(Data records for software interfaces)
■ ■ ■

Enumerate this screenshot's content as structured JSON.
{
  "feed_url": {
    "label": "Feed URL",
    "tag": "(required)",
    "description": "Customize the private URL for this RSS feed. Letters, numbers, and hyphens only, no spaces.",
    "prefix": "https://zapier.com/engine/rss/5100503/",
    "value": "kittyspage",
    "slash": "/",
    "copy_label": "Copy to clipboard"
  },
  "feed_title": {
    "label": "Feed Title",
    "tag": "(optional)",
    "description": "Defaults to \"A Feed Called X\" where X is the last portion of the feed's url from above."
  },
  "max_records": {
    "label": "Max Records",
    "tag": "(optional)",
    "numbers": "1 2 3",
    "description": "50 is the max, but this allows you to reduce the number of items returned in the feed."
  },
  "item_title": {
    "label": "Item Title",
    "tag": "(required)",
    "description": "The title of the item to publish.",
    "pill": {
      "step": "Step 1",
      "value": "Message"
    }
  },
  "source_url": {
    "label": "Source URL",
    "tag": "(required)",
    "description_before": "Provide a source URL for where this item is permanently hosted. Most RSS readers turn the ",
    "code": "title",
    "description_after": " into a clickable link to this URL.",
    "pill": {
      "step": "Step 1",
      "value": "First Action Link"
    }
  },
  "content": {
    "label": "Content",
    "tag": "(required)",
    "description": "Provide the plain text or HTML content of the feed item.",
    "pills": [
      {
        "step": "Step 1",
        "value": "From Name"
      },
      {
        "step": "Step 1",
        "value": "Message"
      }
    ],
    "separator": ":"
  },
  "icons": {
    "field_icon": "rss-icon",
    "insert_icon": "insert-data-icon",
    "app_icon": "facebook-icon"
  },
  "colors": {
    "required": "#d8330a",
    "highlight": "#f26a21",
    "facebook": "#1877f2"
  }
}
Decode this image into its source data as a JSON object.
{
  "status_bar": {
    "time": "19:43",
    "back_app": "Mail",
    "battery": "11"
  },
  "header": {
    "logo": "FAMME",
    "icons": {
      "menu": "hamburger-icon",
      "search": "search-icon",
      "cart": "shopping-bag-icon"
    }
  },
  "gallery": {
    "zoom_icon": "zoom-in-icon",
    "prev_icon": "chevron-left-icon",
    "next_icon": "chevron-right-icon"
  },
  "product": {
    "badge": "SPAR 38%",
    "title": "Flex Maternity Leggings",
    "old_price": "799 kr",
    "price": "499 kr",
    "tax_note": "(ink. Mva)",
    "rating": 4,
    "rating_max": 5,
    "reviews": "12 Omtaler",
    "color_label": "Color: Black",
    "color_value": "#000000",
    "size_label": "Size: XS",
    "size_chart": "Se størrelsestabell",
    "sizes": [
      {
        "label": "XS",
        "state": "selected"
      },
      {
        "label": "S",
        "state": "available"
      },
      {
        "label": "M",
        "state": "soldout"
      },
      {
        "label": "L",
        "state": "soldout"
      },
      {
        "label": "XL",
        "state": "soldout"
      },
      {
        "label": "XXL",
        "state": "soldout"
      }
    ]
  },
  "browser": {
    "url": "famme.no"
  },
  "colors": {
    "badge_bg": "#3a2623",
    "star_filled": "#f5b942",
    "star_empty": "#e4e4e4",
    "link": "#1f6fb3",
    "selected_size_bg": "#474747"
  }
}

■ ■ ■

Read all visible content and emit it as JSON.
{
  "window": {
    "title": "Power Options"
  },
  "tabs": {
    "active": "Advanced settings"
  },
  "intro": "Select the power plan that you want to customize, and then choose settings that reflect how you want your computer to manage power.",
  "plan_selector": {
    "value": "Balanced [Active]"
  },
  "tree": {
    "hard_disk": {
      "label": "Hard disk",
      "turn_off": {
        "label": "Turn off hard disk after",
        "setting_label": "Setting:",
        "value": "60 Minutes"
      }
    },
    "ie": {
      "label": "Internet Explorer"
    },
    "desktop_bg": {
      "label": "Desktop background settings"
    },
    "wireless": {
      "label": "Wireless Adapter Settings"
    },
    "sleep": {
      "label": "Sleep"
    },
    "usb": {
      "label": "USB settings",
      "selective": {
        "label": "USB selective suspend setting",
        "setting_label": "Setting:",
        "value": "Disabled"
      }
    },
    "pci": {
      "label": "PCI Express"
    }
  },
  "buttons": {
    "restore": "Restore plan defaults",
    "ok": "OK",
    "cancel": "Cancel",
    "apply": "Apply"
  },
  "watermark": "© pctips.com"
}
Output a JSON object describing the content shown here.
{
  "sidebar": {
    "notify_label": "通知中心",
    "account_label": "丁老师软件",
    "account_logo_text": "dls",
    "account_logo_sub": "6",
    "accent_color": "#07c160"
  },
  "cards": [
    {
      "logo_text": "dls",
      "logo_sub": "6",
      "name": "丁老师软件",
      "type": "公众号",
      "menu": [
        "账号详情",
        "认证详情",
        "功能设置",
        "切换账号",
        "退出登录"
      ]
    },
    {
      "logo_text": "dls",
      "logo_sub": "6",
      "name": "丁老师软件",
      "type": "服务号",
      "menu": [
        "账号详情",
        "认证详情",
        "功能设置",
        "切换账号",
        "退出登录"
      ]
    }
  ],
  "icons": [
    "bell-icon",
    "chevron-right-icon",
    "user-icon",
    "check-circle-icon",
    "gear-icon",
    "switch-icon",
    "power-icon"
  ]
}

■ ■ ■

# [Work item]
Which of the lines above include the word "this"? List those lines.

# [Solved problem]
Enumerate this screenshot's content as structured JSON.
    "description": "Customize the private URL for this RSS feed. Letters, numbers, and hyphens only, no spaces.",
    "description": "50 is the max, but this allows you to reduce the number of items returned in the feed."
    "description_before": "Provide a source URL for where this item is permanently hosted. Most RSS readers turn the ",
    "description_after": " into a clickable link to this URL.",
Decode this image into its source data as a JSON object.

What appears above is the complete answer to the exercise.